The federal aid was announced by the U.S. Department of Agriculture; it will be obtainable through a direct assistance program. Up to $12 billion will be allocated for emergency relief to U.S. farmers.
In March, President Trump first levied tariffs on steel and aluminum imports, causing other countries, including China, to retaliate. Since then, U.S. soybean prices have dropped around 20 percent. The prices for corn, pork, and other goods Iowa is known for have declined as well.
According to the Iowa Soybean Association, soybeans are the leading export of the U.S. with sales of $27 billion last year. China is the top market for U.S. soybeans, accounting for $12 billion to $14 billion of total sales in 2017.
Of the total, Iowa produced $5.2 billion worth of soybeans in 2017. Sixty percent of Iowa’s soybeans went to China in 2017.
Also according to the Iowa Soybean Association, Iowa State Associate Professor of economics and crop markets Chad Hart said Iowa farmers stand to lose up to $624 million because of higher tariffs implemented by China.
The announcement of federal aid comes right before Trump is scheduled to be in Peosta, Iowa, on July 26 to visit Northeast Iowa Community College for a roundtable on workforce development. Rep. Rod Blum, R-Iowa, originally tweeted that Trump would visit Dubuque.

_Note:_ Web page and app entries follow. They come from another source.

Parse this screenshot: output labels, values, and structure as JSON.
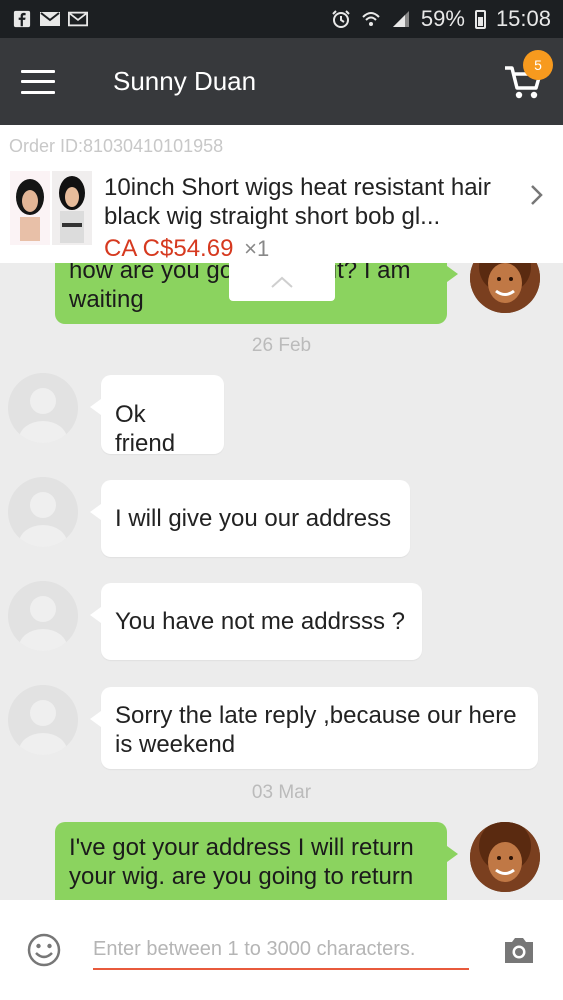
{
  "status_bar": {
    "battery": "59%",
    "time": "15:08",
    "left_icons": [
      "facebook-icon",
      "mail-icon",
      "gmail-icon"
    ],
    "right_icons": [
      "alarm-icon",
      "wifi-icon",
      "signal-icon",
      "battery-icon"
    ],
    "battery_level": 0.59
  },
  "header": {
    "title": "Sunny Duan",
    "cart_count": "5"
  },
  "order": {
    "order_id": "Order ID:81030410101958",
    "product_name": "10inch Short wigs heat resistant hair black wig straight short bob gl...",
    "price": "CA C$54.69",
    "quantity": "×1"
  },
  "messages": [
    {
      "side": "out",
      "text": "how are you go          ve it? I am waiting"
    },
    {
      "type": "date",
      "text": "26 Feb"
    },
    {
      "side": "in",
      "text": "Ok friend"
    },
    {
      "side": "in",
      "text": "I will give you our address"
    },
    {
      "side": "in",
      "text": "You have not me addrsss ?"
    },
    {
      "side": "in",
      "text": "Sorry the late reply ,because our here is weekend"
    },
    {
      "type": "date",
      "text": "03 Mar"
    },
    {
      "side": "out",
      "text": "I've got your address I will return your wig.  are you going to return"
    }
  ],
  "composer": {
    "placeholder": "Enter between 1 to 3000 characters."
  },
  "colors": {
    "appbar": "#37393c",
    "outgoing_bubble": "#8bd35f",
    "badge": "#f79a1e",
    "price": "#d6391f",
    "input_underline": "#e85a3c"
  }
}
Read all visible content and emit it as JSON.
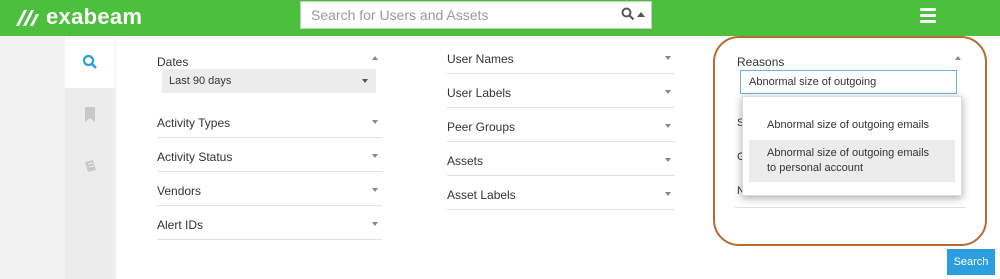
{
  "app": {
    "logo_text": "exabeam"
  },
  "search": {
    "placeholder": "Search for Users and Assets"
  },
  "col1": {
    "dates_label": "Dates",
    "dates_value": "Last 90 days",
    "fields": [
      "Activity Types",
      "Activity Status",
      "Vendors",
      "Alert IDs"
    ]
  },
  "col2": {
    "fields": [
      "User Names",
      "User Labels",
      "Peer Groups",
      "Assets",
      "Asset Labels"
    ]
  },
  "col3": {
    "reasons_label": "Reasons",
    "reasons_input": "Abnormal size of outgoing",
    "options": [
      "Abnormal size of outgoing emails",
      "Abnormal size of outgoing emails to personal account"
    ],
    "hidden_fragments": [
      "S",
      "G",
      "N"
    ]
  },
  "actions": {
    "search_label": "Search"
  },
  "colors": {
    "brand": "#4cbf3c",
    "accent": "#2b9ee0",
    "highlight_ring": "#b86a2f"
  },
  "icons": {
    "rail": [
      "search-icon",
      "bookmark-icon",
      "book-icon"
    ],
    "logo": "exabeam-logo-icon"
  }
}
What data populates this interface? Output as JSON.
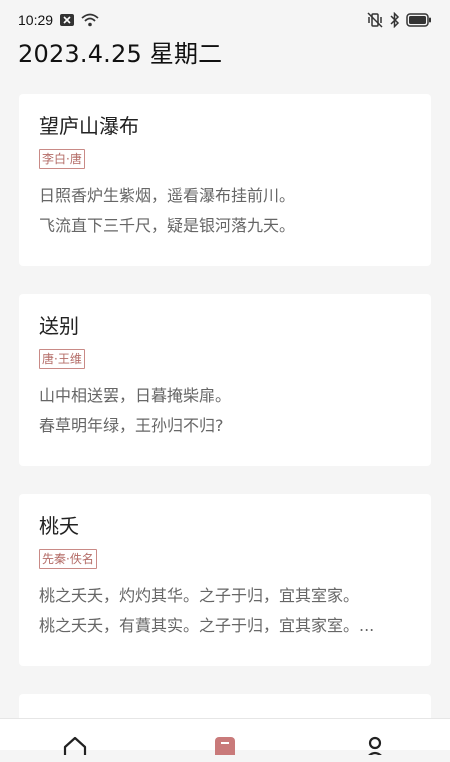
{
  "status_bar": {
    "time": "10:29",
    "icons": [
      "notification-x-icon",
      "wifi-icon",
      "vibrate-mute-icon",
      "bluetooth-icon",
      "battery-icon"
    ]
  },
  "header": {
    "date": "2023.4.25 星期二"
  },
  "poems": [
    {
      "title": "望庐山瀑布",
      "author_tag": "李白·唐",
      "lines": [
        "日照香炉生紫烟，遥看瀑布挂前川。",
        "飞流直下三千尺，疑是银河落九天。"
      ]
    },
    {
      "title": "送别",
      "author_tag": "唐·王维",
      "lines": [
        "山中相送罢，日暮掩柴扉。",
        "春草明年绿，王孙归不归?"
      ]
    },
    {
      "title": "桃夭",
      "author_tag": "先秦·佚名",
      "lines": [
        "桃之夭夭，灼灼其华。之子于归，宜其室家。",
        "桃之夭夭，有蕡其实。之子于归，宜其家室。..."
      ]
    }
  ],
  "bottom_nav": {
    "items": [
      "home-icon",
      "poem-icon",
      "profile-icon"
    ],
    "active_color": "#c97a7a"
  },
  "colors": {
    "background": "#f5f5f5",
    "card": "#ffffff",
    "tag_border": "#c98a86",
    "tag_text": "#b36b66"
  }
}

In regards to Trump’s federal-aid announcement, Blum tweeted that he appreciated the president’s efforts to help farmers.

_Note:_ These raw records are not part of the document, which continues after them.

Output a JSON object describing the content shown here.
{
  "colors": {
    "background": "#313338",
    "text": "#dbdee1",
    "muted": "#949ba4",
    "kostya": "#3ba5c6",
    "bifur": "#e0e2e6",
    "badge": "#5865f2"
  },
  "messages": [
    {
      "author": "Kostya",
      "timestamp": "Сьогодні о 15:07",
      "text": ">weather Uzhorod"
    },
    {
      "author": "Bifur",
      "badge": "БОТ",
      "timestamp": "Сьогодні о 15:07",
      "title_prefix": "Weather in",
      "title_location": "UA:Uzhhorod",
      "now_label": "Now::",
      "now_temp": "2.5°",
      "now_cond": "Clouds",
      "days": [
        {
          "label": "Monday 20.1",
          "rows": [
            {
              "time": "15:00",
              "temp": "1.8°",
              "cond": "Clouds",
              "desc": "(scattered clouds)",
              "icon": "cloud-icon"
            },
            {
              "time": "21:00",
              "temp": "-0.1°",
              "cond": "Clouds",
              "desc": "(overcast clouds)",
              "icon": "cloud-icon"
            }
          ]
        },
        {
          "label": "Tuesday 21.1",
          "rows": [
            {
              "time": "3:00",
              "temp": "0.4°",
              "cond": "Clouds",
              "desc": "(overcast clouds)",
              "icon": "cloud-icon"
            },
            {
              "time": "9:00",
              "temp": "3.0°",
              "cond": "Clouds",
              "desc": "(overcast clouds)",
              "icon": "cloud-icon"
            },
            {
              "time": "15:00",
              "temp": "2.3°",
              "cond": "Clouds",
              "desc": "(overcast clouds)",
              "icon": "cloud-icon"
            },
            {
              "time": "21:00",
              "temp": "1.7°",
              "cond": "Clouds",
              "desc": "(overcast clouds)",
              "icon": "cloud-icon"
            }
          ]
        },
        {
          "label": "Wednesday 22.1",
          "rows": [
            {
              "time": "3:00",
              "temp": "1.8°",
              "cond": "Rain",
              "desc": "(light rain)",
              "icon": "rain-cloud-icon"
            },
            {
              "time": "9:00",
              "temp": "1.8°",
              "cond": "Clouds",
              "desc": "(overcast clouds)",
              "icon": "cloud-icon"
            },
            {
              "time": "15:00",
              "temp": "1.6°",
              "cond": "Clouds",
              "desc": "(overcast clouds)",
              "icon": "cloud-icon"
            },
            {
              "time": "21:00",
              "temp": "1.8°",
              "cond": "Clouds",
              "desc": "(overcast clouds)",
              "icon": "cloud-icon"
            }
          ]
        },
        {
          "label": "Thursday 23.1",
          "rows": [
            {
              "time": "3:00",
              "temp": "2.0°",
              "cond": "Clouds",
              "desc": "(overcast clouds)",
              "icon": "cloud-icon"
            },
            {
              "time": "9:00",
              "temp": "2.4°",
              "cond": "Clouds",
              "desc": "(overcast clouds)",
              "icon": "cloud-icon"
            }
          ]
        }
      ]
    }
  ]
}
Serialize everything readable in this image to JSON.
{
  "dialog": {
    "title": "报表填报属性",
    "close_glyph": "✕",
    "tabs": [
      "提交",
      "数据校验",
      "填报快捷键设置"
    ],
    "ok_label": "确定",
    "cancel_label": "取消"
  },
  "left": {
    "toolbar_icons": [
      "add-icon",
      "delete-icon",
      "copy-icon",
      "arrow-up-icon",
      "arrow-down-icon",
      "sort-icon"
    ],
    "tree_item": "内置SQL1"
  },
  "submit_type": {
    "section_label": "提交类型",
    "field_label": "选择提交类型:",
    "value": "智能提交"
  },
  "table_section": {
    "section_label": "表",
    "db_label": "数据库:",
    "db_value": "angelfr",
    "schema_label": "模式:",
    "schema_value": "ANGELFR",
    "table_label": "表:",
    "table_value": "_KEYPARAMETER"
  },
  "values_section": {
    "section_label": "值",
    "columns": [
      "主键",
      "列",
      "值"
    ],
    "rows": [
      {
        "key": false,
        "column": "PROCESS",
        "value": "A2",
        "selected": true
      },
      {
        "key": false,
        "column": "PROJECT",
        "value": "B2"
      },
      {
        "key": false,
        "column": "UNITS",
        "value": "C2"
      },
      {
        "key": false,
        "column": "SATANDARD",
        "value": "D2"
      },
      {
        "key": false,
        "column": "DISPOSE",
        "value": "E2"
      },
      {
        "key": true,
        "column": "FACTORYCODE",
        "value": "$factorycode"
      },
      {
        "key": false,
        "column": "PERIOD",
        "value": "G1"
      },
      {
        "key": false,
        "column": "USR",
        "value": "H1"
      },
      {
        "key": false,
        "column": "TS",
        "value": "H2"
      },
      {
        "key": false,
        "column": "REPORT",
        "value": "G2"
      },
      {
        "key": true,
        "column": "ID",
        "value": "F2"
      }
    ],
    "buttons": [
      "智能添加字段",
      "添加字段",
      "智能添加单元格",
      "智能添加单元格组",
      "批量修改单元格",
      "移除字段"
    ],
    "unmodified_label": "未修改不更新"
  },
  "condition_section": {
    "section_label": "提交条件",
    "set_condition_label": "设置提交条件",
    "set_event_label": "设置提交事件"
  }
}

— Congressman Rod Blum (@RepRodBlum) July 24, 2018
Sen. Chuck Grassley, R-Iowa, released a statement on July 24 saying he doesn’t fault the president, but it’s not fair to expect farmers to bear the brunt of tariff retaliation for the entire country.
“I’ve had several White House meeting with President Trump to express my concerns in strong terms,’ the statement said. “The president’s announcement of billions of dollars in aid that will be made available to struggling farmers later this year is encouraging for the short term. What farmers in Iowa and throughout rural America need in the long term are markets and opportunity, not government handouts.”
Gov. Kim Reynolds released a statement on July 24 agreeing with Grassley, saying the aid provides a short-term fix but not a long-term solution.
— Gov. Kim Reynolds (@IAGovernor) July 24, 2018
Sen. Joni Ernst, R-Iowa, released a statement on the evening of July 24 also saying that while a trade-mitigation package could boost farmer morale in the short term, that the package is ultimately a short-term fix.
“We need a longer-term strategy to ensure that farmers are able to sell their goods around the globe,” the statement reads.
Iowa Secretary of Agriculture Mike Naig also released a statement on July 24 saying that Iowa needs certainty when it comes to trade relationships.
“We continue to urge the administration for the swift resolution of our trade negotiations with China and our NAFTA trading partners, as well as pursuing new trade agreements,” the statement reads. “As I travel the state, I continue to hear Iowa farmers want more trade, not aid.”